Eltighani Elamin

Professor Eltighani Elamin (PhD)
Freelance consultant
Senior food/agriculture policy & capacity development specialist
Khartoum,  Sudan


George Kent University of Hawai'i (Emeritus), United States of America

To help get this conversation started, I would like to point out a study I did in 2003 for FAO: “Fish Trade, Food Security, and the Human Right to Adequate Food”.
The abstract reads:

 “In global fish trade, large volumes of fish are exported from poorer countries to richer countries. This trade can affect food security in different ways for different parties, depending on the particular local circumstances. In assessing the impacts of fisheries trade on food security, it is important to distinguish among the impacts on fish workers and their communities, on the general population, and on the poor, who are the most vulnerable to malnutrition. The benefits of fisheries trade are likely to be enjoyed primarily by those whose are already well off. The poor may benefit, but they may also be hurt. At times the harm may be quite direct, as when fish on which they had depended for their diet is diverted to overseas markets. At times the impacts may be indirect, as when export oriented fisheries deplete or otherwise harm fisheries that had traditionally been used to provide for local consumption. Export-oriented fisheries may divert resources such as labor and capital away from production for local consumption. Fish workers may benefit from new export oriented fisheries if they participate in them, but in some cases these workers are simply displaced from their traditional livelihoods. The human right to adequate food is now well articulated in international human rights law. Under this law, national governments and other agencies are required to respect, protect, facilitate, and fulfill the right to adequate food. This means that public agencies that oversee the management of fisheries, including fish trade, are obligated to assure that these activities contribute to the achievement of food security, especially for those who are most vulnerable to malnutrition. To this end, it would be useful for the international community to provide guidance on how this can be done.
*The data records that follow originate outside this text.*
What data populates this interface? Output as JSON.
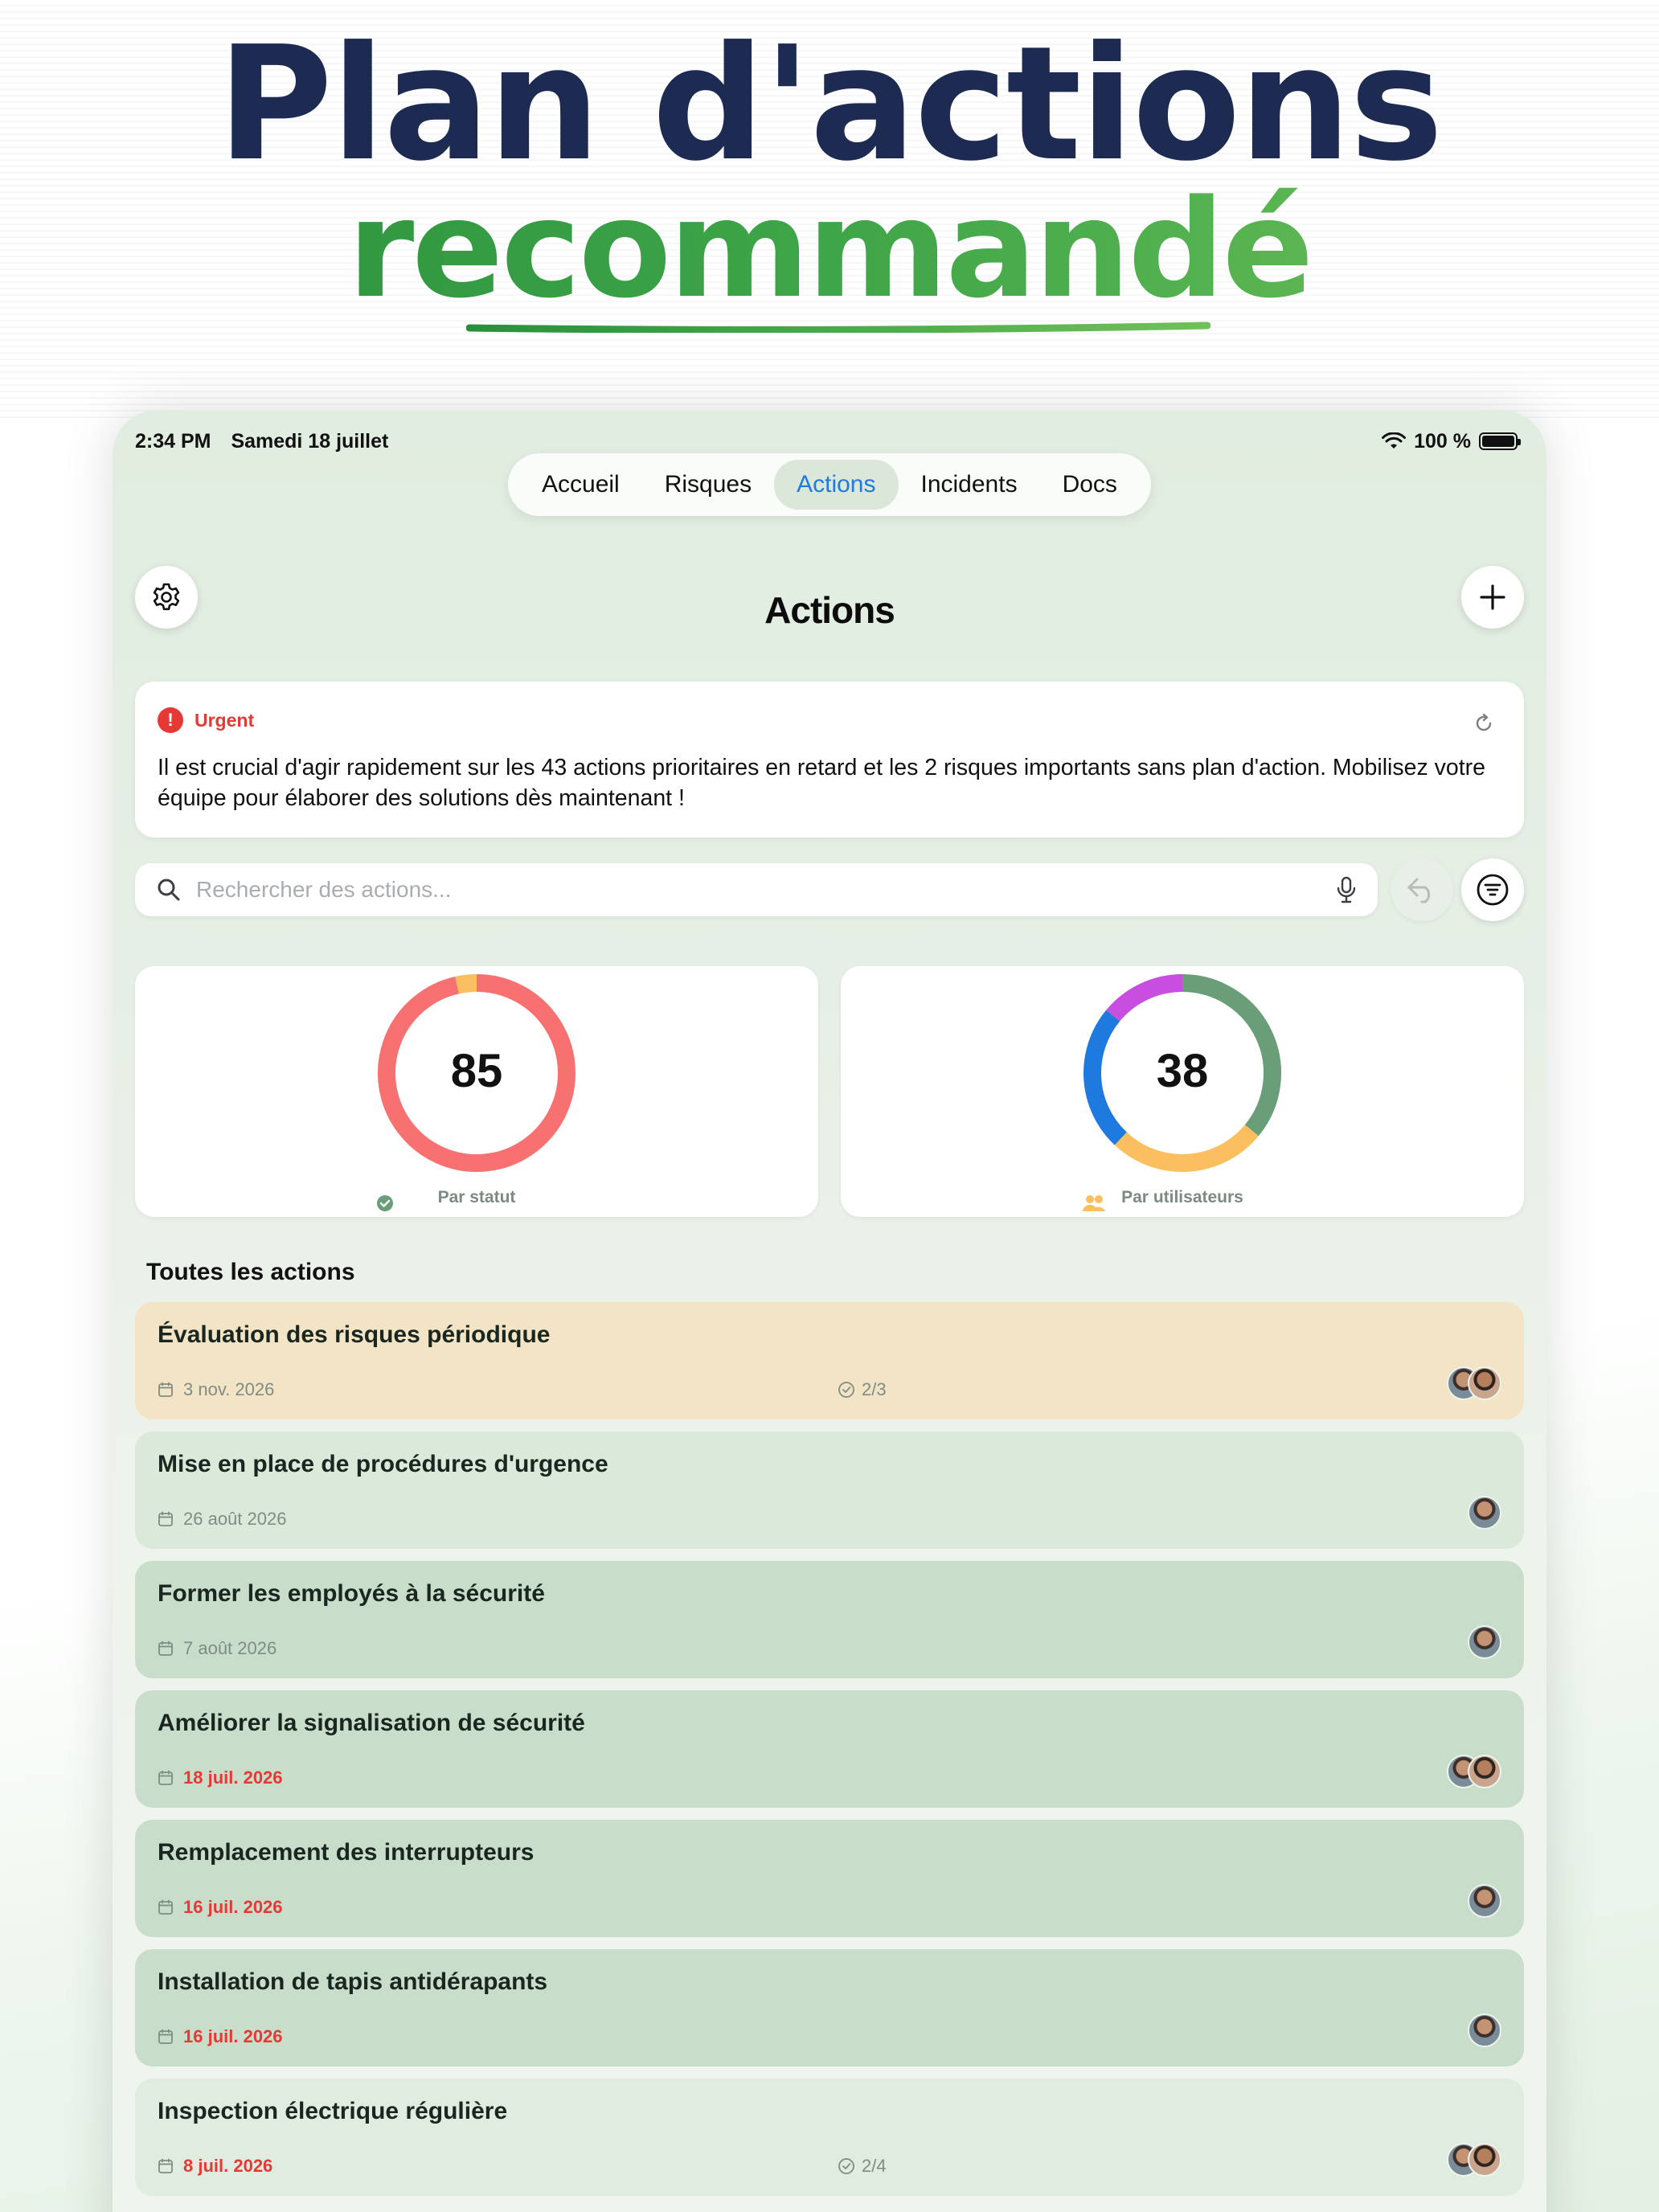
{
  "hero": {
    "title": "Plan d'actions",
    "subtitle": "recommandé"
  },
  "status_bar": {
    "time": "2:34 PM",
    "date": "Samedi 18 juillet",
    "battery": "100 %"
  },
  "tabs": [
    {
      "label": "Accueil",
      "active": false
    },
    {
      "label": "Risques",
      "active": false
    },
    {
      "label": "Actions",
      "active": true
    },
    {
      "label": "Incidents",
      "active": false
    },
    {
      "label": "Docs",
      "active": false
    }
  ],
  "page": {
    "title": "Actions"
  },
  "urgent": {
    "label": "Urgent",
    "text": "Il est crucial d'agir rapidement sur les 43 actions prioritaires en retard et les 2 risques importants sans plan d'action. Mobilisez votre équipe pour élaborer des solutions dès maintenant !"
  },
  "search": {
    "placeholder": "Rechercher des actions..."
  },
  "charts": [
    {
      "value": "85",
      "label": "Par statut",
      "segments": [
        {
          "fraction": 0.965,
          "color": "#f87171"
        },
        {
          "fraction": 0.035,
          "color": "#fbbf5f"
        }
      ]
    },
    {
      "value": "38",
      "label": "Par utilisateurs",
      "segments": [
        {
          "fraction": 0.36,
          "color": "#6a9e78"
        },
        {
          "fraction": 0.26,
          "color": "#fbbf5f"
        },
        {
          "fraction": 0.24,
          "color": "#1f7ae0"
        },
        {
          "fraction": 0.14,
          "color": "#c84ee0"
        }
      ]
    }
  ],
  "section_title": "Toutes les actions",
  "actions": [
    {
      "title": "Évaluation des risques périodique",
      "date": "3 nov. 2026",
      "late": false,
      "progress": "2/3",
      "avatars": 2,
      "bg": "#f3e4c6"
    },
    {
      "title": "Mise en place de procédures d'urgence",
      "date": "26 août 2026",
      "late": false,
      "progress": "",
      "avatars": 1,
      "bg": "#dbe9da"
    },
    {
      "title": "Former les employés à la sécurité",
      "date": "7 août 2026",
      "late": false,
      "progress": "",
      "avatars": 1,
      "bg": "#c9ddcb"
    },
    {
      "title": "Améliorer la signalisation de sécurité",
      "date": "18 juil. 2026",
      "late": true,
      "progress": "",
      "avatars": 2,
      "bg": "#c9ddcb"
    },
    {
      "title": "Remplacement des interrupteurs",
      "date": "16 juil. 2026",
      "late": true,
      "progress": "",
      "avatars": 1,
      "bg": "#c9ddcb"
    },
    {
      "title": "Installation de tapis antidérapants",
      "date": "16 juil. 2026",
      "late": true,
      "progress": "",
      "avatars": 1,
      "bg": "#c9ddcb"
    },
    {
      "title": "Inspection électrique régulière",
      "date": "8 juil. 2026",
      "late": true,
      "progress": "2/4",
      "avatars": 2,
      "bg": "#e1ece0"
    }
  ]
}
The Code of Conduct for Responsible Fisheries could be elaborated to provide this guidance, giving particular attention to the impacts of fish trade on food security.”

In 2012 the UN’s Special Rapporteur on the Right to Food presented a report to the General Assembly giving a broader perspective on the right to food in relation to fisheries, available at

These documents raise some of the issues that should be considered in the forthcoming HLPE report on The Role of Sustainable Fisheries and Aquaculture for Food Security and Nutrition.

Aloha, George Kent

Alfredo Quarto Mangrove Action Project, United States of America

Dear Friends at CFS-HLPE,

I have some serious concerns about the future composition of your proposed study team addressing the stated theme “The Role of Sustainable Fisheries and Aquaculture for Food Security and Nutrition.” For one thing, I urge you to include representation on this team of artisenal fishers from local communities and Indigenous Peoples affected by industrial style aquaculture to ensure their voices are heard in regards to the food security issues.

Furthermore, I urge your candidature list to include representative regional members of community-based NGOs from the Global South where the majority of industrial aquaculture developments take place.

And, I urge that your study team begin by clearly defining the term “food security” whose meaning has been misconstrued as to what it really signifies and for whom it truly applies. In my 21 years working with Mangrove Action Project on these complex and troublesome issues, I have seen the food security of the importing nations being enhanced, but at the terrible costs to food security in the producer nations. Too often, in relation to farmed shrimp or salmon, so-called food security in the importing nations signifies food insecurity in the producer nations.

Alfredo Quarto, Executive Director

Mangrove Action Project